▼
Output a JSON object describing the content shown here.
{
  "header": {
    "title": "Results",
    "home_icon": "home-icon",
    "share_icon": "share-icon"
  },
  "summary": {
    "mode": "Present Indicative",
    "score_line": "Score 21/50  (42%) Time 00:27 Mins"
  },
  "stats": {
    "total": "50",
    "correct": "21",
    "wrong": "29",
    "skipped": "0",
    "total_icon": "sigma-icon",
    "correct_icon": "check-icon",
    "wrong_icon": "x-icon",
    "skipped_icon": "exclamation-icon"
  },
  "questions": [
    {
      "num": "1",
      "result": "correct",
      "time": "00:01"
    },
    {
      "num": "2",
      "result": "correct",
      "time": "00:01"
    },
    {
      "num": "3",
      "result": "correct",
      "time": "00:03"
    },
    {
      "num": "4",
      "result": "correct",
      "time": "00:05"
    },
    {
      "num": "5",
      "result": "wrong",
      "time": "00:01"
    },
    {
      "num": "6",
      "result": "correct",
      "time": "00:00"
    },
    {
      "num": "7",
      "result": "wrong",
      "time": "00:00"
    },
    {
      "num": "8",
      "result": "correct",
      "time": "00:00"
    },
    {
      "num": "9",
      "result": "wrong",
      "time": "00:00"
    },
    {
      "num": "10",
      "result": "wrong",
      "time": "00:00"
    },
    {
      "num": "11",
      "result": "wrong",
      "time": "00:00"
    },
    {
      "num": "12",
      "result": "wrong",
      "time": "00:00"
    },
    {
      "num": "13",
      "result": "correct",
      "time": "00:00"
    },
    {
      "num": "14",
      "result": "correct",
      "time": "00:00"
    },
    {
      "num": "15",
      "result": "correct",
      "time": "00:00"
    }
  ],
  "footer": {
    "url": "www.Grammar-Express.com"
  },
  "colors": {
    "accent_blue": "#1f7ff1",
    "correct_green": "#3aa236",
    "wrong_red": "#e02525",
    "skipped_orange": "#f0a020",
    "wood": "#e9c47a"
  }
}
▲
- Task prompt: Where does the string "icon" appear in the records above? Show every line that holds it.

- Exercise output:
    "home_icon": "home-icon",
    "share_icon": "share-icon"
    "total_icon": "sigma-icon",
    "correct_icon": "check-icon",
    "wrong_icon": "x-icon",
    "skipped_icon": "exclamation-icon"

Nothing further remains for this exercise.